Where does the string "CENA" appear in the listing below? Copy every line where it does.

[Information]

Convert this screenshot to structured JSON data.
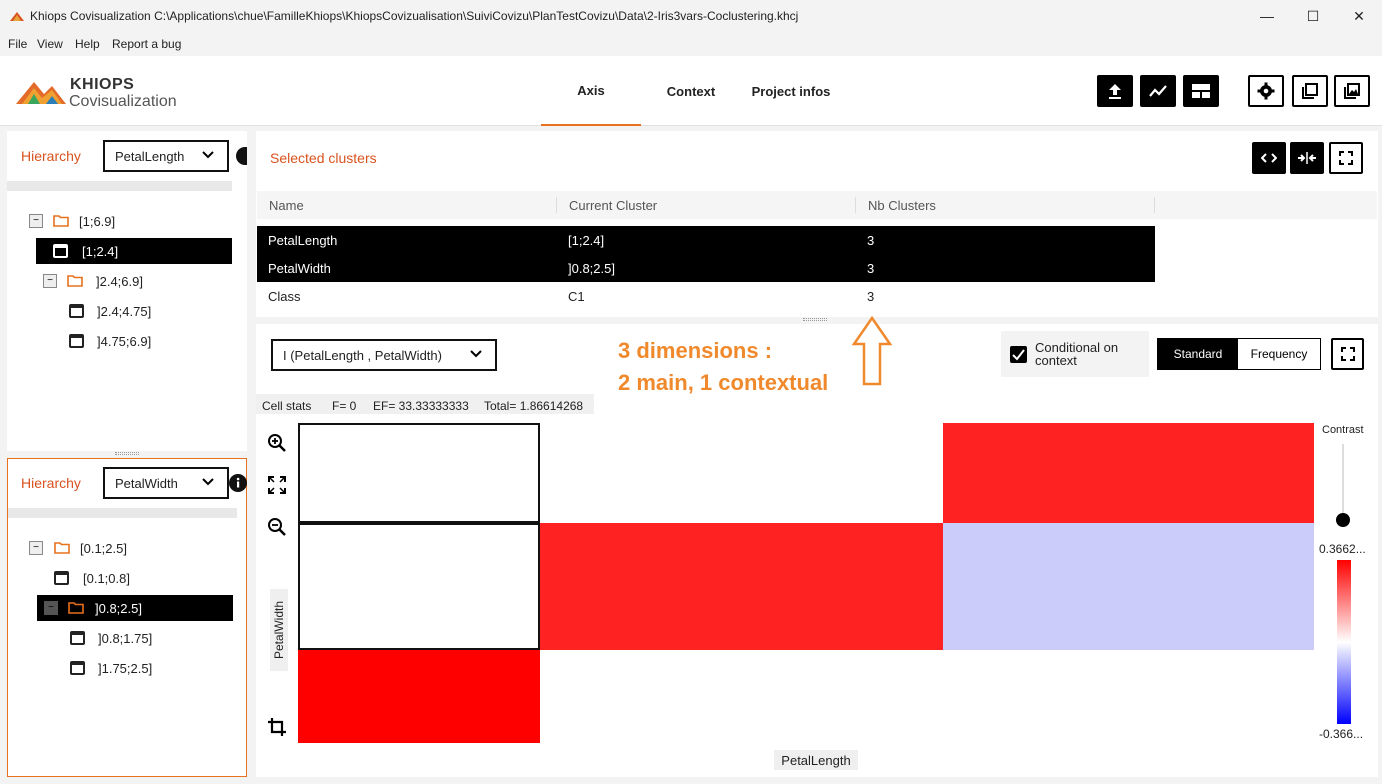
{
  "window": {
    "title": "Khiops Covisualization C:\\Applications\\chue\\FamilleKhiops\\KhiopsCovizualisation\\SuiviCovizu\\PlanTestCovizu\\Data\\2-Iris3vars-Coclustering.khcj",
    "min": "—",
    "max": "☐",
    "close": "✕"
  },
  "menu": {
    "file": "File",
    "view": "View",
    "help": "Help",
    "report": "Report a bug"
  },
  "brand": {
    "line1": "KHIOPS",
    "line2": "Covisualization"
  },
  "tabs": [
    {
      "label": "Axis"
    },
    {
      "label": "Context"
    },
    {
      "label": "Project infos"
    }
  ],
  "left_top": {
    "hierarchy_label": "Hierarchy",
    "dimension": "PetalLength",
    "nodes": [
      {
        "label": "[1;6.9]"
      },
      {
        "label": "[1;2.4]"
      },
      {
        "label": "]2.4;6.9]"
      },
      {
        "label": "]2.4;4.75]"
      },
      {
        "label": "]4.75;6.9]"
      }
    ]
  },
  "left_bottom": {
    "hierarchy_label": "Hierarchy",
    "dimension": "PetalWidth",
    "nodes": [
      {
        "label": "[0.1;2.5]"
      },
      {
        "label": "[0.1;0.8]"
      },
      {
        "label": "]0.8;2.5]"
      },
      {
        "label": "]0.8;1.75]"
      },
      {
        "label": "]1.75;2.5]"
      }
    ]
  },
  "selected_clusters": {
    "title": "Selected clusters",
    "columns": [
      "Name",
      "Current Cluster",
      "Nb Clusters"
    ],
    "rows": [
      {
        "name": "PetalLength",
        "cluster": "[1;2.4]",
        "nb": "3"
      },
      {
        "name": "PetalWidth",
        "cluster": "]0.8;2.5]",
        "nb": "3"
      },
      {
        "name": "Class",
        "cluster": "C1",
        "nb": "3"
      }
    ]
  },
  "matrix": {
    "mode_select": "I (PetalLength , PetalWidth)",
    "annotation_line1": "3 dimensions :",
    "annotation_line2": "2 main, 1 contextual",
    "conditional_label": "Conditional on context",
    "conditional_checked": true,
    "toggle_standard": "Standard",
    "toggle_frequency": "Frequency",
    "cell_stats": {
      "label": "Cell stats",
      "f": "F= 0",
      "ef": "EF= 33.33333333",
      "total": "Total= 1.86614268"
    },
    "xlabel": "PetalLength",
    "ylabel": "PetalWidth",
    "contrast_label": "Contrast",
    "legend_max": "0.3662...",
    "legend_min": "-0.366...",
    "colors": {
      "red": "#fe2222",
      "red2": "#ff0000",
      "lavender": "#ccccfb",
      "white": "#ffffff"
    }
  }
}
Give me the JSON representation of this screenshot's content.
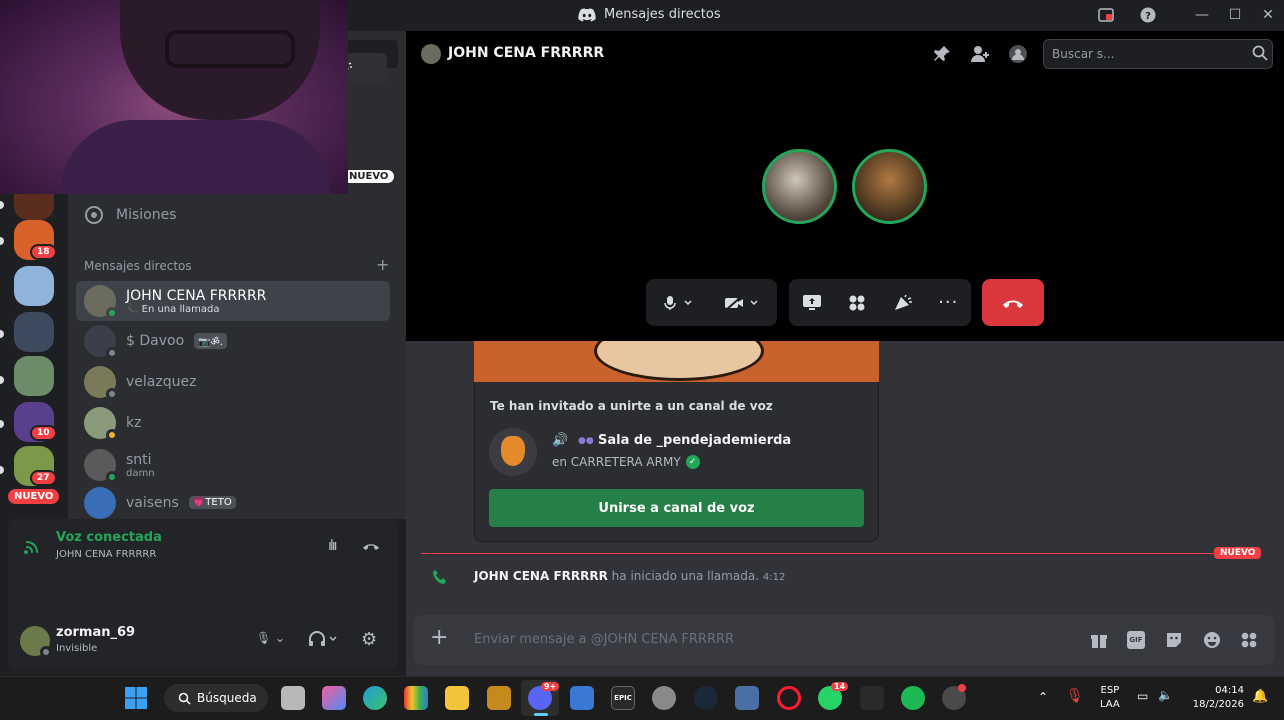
{
  "window": {
    "title": "Mensajes directos"
  },
  "sidebar": {
    "new_badge": "NUEVO",
    "missions": "Misiones",
    "dm_header": "Mensajes directos",
    "dms": [
      {
        "name": "JOHN CENA FRRRRR",
        "sub": "En una llamada",
        "active": true
      },
      {
        "name": "$ Davoo",
        "sub": "",
        "tag": "📷ॐ."
      },
      {
        "name": "velazquez",
        "sub": ""
      },
      {
        "name": "kz",
        "sub": ""
      },
      {
        "name": "snti",
        "sub": "damn"
      },
      {
        "name": "vaisens",
        "sub": "",
        "tag": "💗TETO"
      }
    ]
  },
  "rail": {
    "badges": [
      "18",
      "10",
      "27"
    ],
    "new_label": "NUEVO"
  },
  "voice": {
    "status": "Voz conectada",
    "channel": "JOHN CENA FRRRRR"
  },
  "user": {
    "name": "zorman_69",
    "status": "Invisible"
  },
  "header": {
    "name": "JOHN CENA FRRRRR",
    "search_placeholder": "Buscar s..."
  },
  "invite": {
    "heading": "Te han invitado a unirte a un canal de voz",
    "channel": "Sala de _pendejademierda",
    "server": "en CARRETERA ARMY",
    "join": "Unirse a canal de voz"
  },
  "divider": {
    "label": "NUEVO"
  },
  "call_msg": {
    "author": "JOHN CENA FRRRRR",
    "text": "ha iniciado una llamada.",
    "time": "4:12"
  },
  "composer": {
    "placeholder": "Enviar mensaje a @JOHN CENA FRRRRR"
  },
  "taskbar": {
    "search": "Búsqueda",
    "lang1": "ESP",
    "lang2": "LAA",
    "time": "04:14",
    "date": "18/2/2026",
    "discord_badge": "9+",
    "whatsapp_badge": "14"
  },
  "colors": {
    "accent_green": "#23a55a",
    "hangup_red": "#da373c",
    "brand": "#5865f2"
  }
}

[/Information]

Written reply.
        "name": "JOHN CENA FRRRRR",
    "channel": "JOHN CENA FRRRRR"
    "name": "JOHN CENA FRRRRR",
    "author": "JOHN CENA FRRRRR",
    "placeholder": "Enviar mensaje a @JOHN CENA FRRRRR"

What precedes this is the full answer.